→ **Task requirements**
Copy every line of the entries that has the string "Variations" in it.

****************************************

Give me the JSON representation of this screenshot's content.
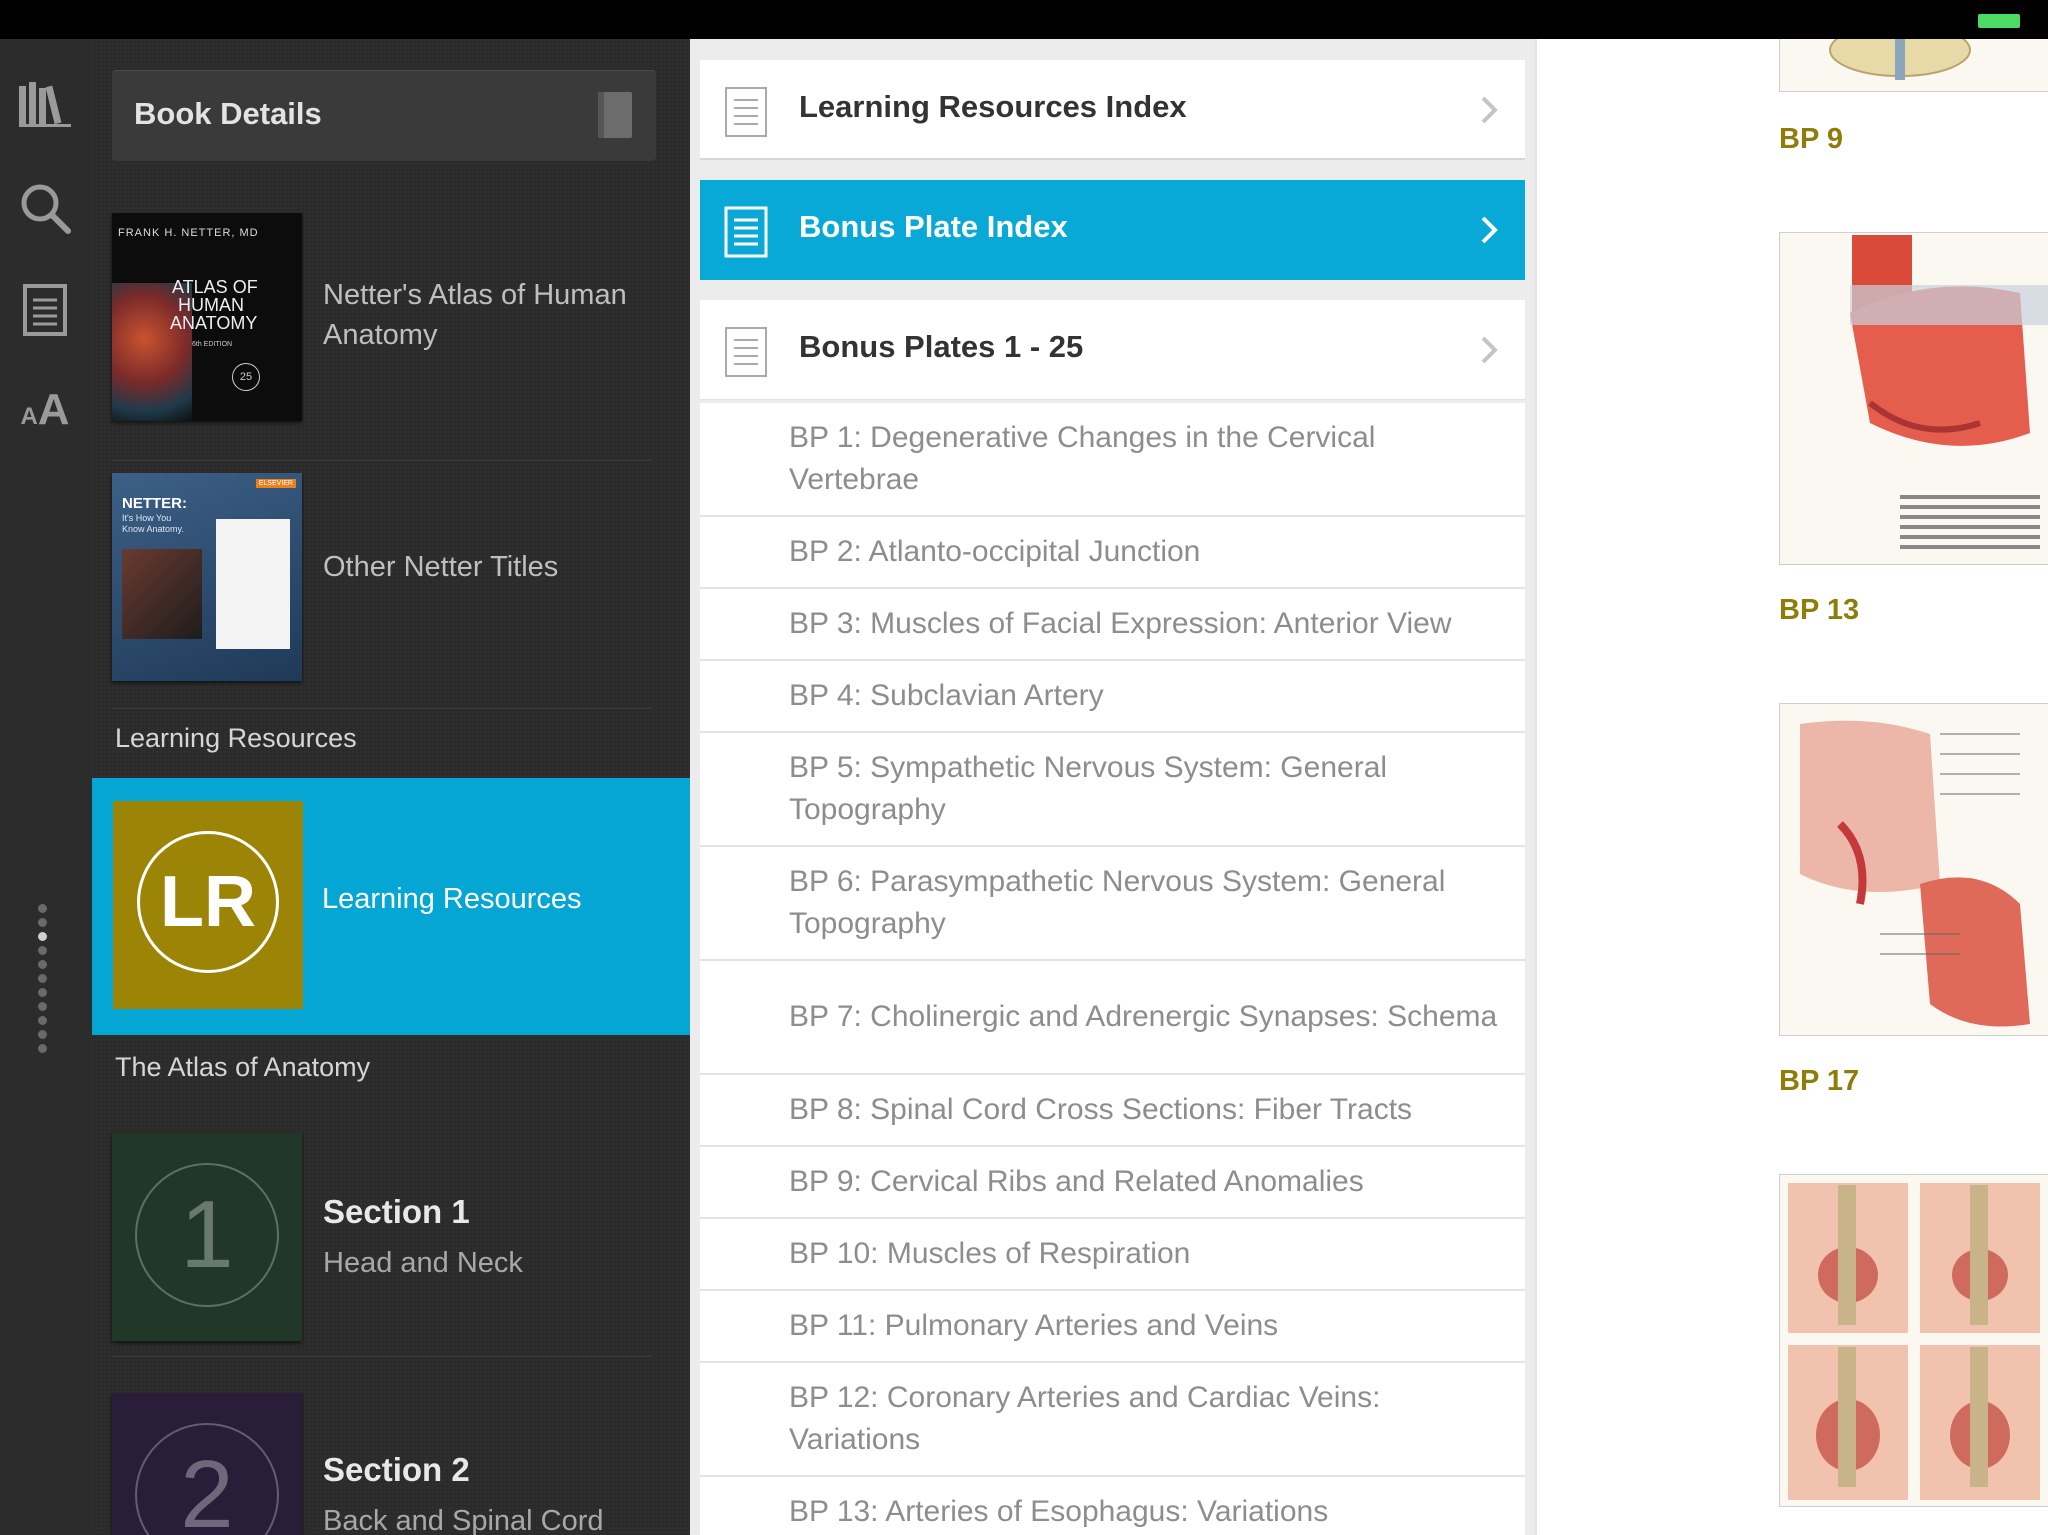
{
  "rail": {
    "icons": [
      "library-icon",
      "search-icon",
      "contents-icon",
      "font-size-icon"
    ],
    "font_size_label_small": "A",
    "font_size_label_large": "A"
  },
  "library": {
    "details_button": "Book Details",
    "books": [
      {
        "title": "Netter's Atlas of Human Anatomy",
        "cover_author": "FRANK H. NETTER, MD",
        "cover_title_1": "ATLAS OF",
        "cover_title_2": "HUMAN",
        "cover_title_3": "ANATOMY",
        "cover_edition": "6th EDITION",
        "cover_badge": "25"
      },
      {
        "title": "Other Netter Titles",
        "cover_headline": "NETTER:",
        "cover_sub_1": "It's How You",
        "cover_sub_2": "Know Anatomy.",
        "cover_publisher": "ELSEVIER"
      }
    ],
    "group_learning": "Learning Resources",
    "learning_tile": {
      "initials": "LR",
      "title": "Learning Resources"
    },
    "group_atlas": "The Atlas of Anatomy",
    "sections": [
      {
        "number": "1",
        "title": "Section 1",
        "subtitle": "Head and Neck",
        "color": "#213829"
      },
      {
        "number": "2",
        "title": "Section 2",
        "subtitle": "Back and Spinal Cord",
        "color": "#2a1d3a"
      }
    ]
  },
  "index": {
    "rows": [
      {
        "label": "Learning Resources Index",
        "selected": false
      },
      {
        "label": "Bonus Plate Index",
        "selected": true
      },
      {
        "label": "Bonus Plates 1 - 25",
        "selected": false
      }
    ],
    "plates": [
      "BP 1: Degenerative Changes in the Cervical Vertebrae",
      "BP 2: Atlanto-occipital Junction",
      "BP 3: Muscles of Facial Expression: Anterior View",
      "BP 4: Subclavian Artery",
      "BP 5: Sympathetic Nervous System: General Topography",
      "BP 6: Parasympathetic Nervous System: General Topography",
      "BP 7: Cholinergic and Adrenergic Synapses: Schema",
      "BP 8: Spinal Cord Cross Sections: Fiber Tracts",
      "BP 9: Cervical Ribs and Related Anomalies",
      "BP 10: Muscles of Respiration",
      "BP 11: Pulmonary Arteries and Veins",
      "BP 12: Coronary Arteries and Cardiac Veins: Variations",
      "BP 13: Arteries of Esophagus: Variations"
    ]
  },
  "thumbnails": {
    "labels": [
      "BP 9",
      "BP 13",
      "BP 17"
    ]
  },
  "colors": {
    "accent": "#08a9d6",
    "learning_tile": "#9c8506",
    "plate_label": "#8f7d0a"
  }
}
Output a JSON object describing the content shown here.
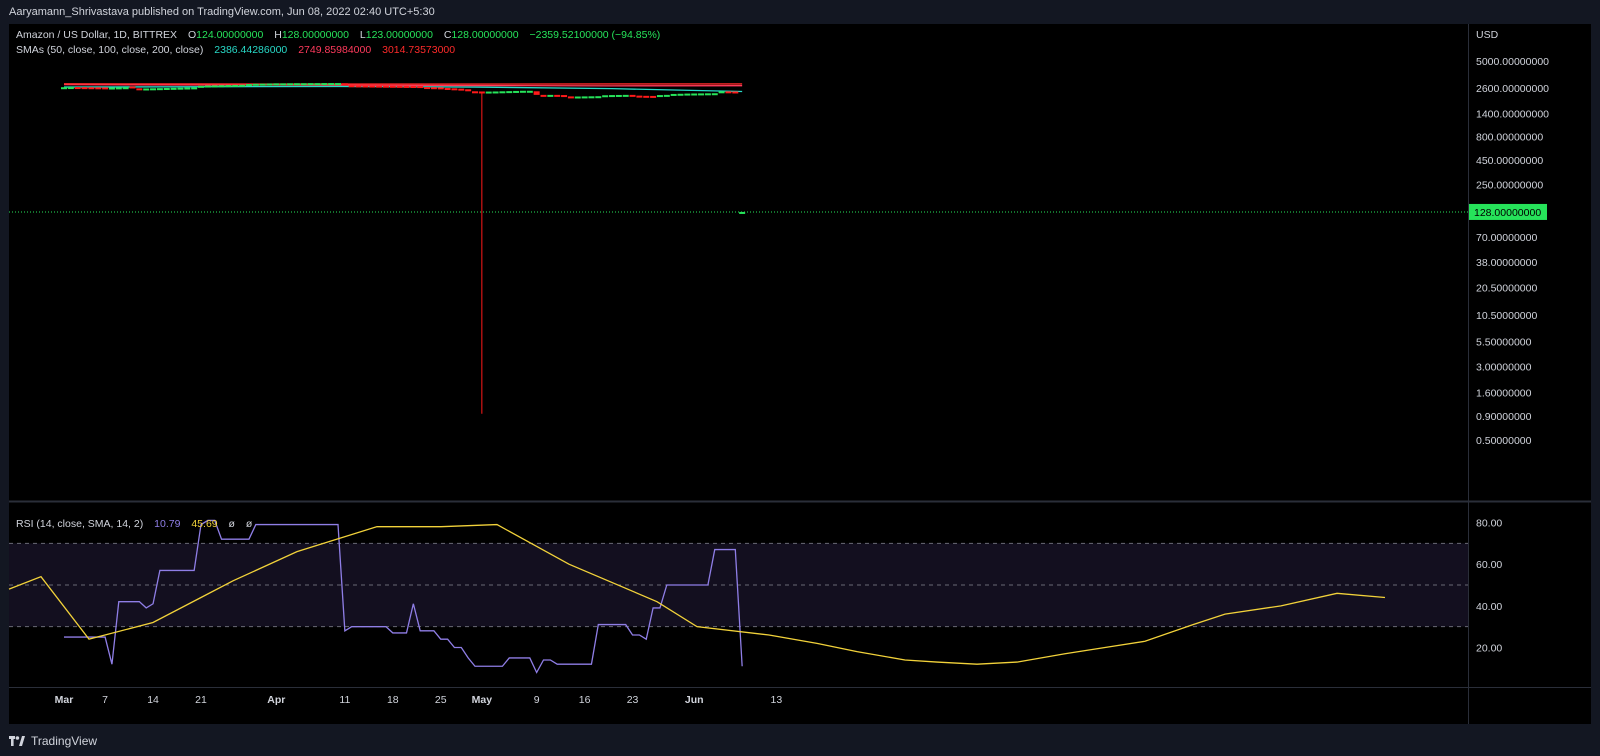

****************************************

→ **Output of the exercise**
      "BP 12: Coronary Arteries and Cardiac Veins: Variations",
      "BP 13: Arteries of Esophagus: Variations"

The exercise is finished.